    • 7.1: Introduction
      In 1983, radio station WOXY’s new owners bought the station and changed its format from Top 40 to the up-and-coming alternative rock format, kicking off with U2’s “Sunday Bloody Sunday.”WOXY, “The History of WOXY,” 2009, http://woxy.com/about/.
    • 7.2: Evolution of Radio Broadcasting
      At its most basic level, radio is communication through the use of radio waves. This includes radio used for person-to-person communication as well as radio used for mass communication. Both of these functions are still practiced today. Although most people associate the term radio with radio stations that broadcast to the general public, radio wave technology is used in everything from television to cell phones, making it a primary conduit for person-to-person communication.
    • 7.3: Radio Station Formats
      Early radio network programming laid the groundwork for television’s format, with many different programs that appealed to a variety of people broadcast at different times of the day.
    • 7.4: Radio’s Impact on Culture
      Since its inception, radio’s impact on American culture has been immense. Modern popular culture is unthinkable without the early influence of radio. Entire genres of music that are now taken for granted, such as country and rock, owe their popularity and even existence to early radio programs that publicized new forms.
    • 7.5: Radio’s New Future

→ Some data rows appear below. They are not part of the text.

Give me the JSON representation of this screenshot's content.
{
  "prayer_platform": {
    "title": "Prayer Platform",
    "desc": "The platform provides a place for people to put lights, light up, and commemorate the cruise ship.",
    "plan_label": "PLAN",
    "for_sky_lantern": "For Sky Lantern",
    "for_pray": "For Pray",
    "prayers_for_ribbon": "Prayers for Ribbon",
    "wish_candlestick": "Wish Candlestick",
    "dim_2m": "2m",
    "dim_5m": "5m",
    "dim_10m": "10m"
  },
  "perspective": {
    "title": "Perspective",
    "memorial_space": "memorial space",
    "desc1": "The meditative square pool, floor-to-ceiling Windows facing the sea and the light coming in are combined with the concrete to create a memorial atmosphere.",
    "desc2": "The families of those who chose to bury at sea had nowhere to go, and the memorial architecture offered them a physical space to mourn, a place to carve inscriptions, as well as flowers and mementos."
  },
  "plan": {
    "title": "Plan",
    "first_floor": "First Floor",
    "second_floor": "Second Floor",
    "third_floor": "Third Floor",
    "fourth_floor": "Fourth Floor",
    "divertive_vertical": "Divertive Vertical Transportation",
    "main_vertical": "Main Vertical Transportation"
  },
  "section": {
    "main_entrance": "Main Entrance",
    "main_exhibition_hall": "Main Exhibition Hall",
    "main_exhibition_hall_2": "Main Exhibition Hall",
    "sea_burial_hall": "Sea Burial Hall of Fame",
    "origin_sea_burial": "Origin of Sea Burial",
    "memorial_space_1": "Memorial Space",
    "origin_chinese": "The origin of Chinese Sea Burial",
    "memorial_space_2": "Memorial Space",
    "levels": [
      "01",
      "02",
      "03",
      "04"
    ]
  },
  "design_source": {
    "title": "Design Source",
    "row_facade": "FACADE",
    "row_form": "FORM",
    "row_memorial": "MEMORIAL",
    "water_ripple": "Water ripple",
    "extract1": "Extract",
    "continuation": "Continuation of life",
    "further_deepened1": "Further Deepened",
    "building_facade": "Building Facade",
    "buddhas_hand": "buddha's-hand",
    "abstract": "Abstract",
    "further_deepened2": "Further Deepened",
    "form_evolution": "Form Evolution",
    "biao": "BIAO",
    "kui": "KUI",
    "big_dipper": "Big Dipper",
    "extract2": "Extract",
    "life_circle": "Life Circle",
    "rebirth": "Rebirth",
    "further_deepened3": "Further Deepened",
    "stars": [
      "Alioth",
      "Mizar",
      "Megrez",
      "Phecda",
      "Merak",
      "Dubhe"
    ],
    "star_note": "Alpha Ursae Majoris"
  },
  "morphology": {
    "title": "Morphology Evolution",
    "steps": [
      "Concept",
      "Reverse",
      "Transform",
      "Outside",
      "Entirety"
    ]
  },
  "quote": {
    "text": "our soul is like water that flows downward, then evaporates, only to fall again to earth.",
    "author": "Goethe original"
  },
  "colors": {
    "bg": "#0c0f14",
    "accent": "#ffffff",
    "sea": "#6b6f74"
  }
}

      Although the future of radio has been doubted many times throughout its history, it is still in existence. The inherent portability of the medium gives it an advantage over other types of media that require an individual’s full attention, such as television or print. The simplicity of radio has leant itself to a variety of uses.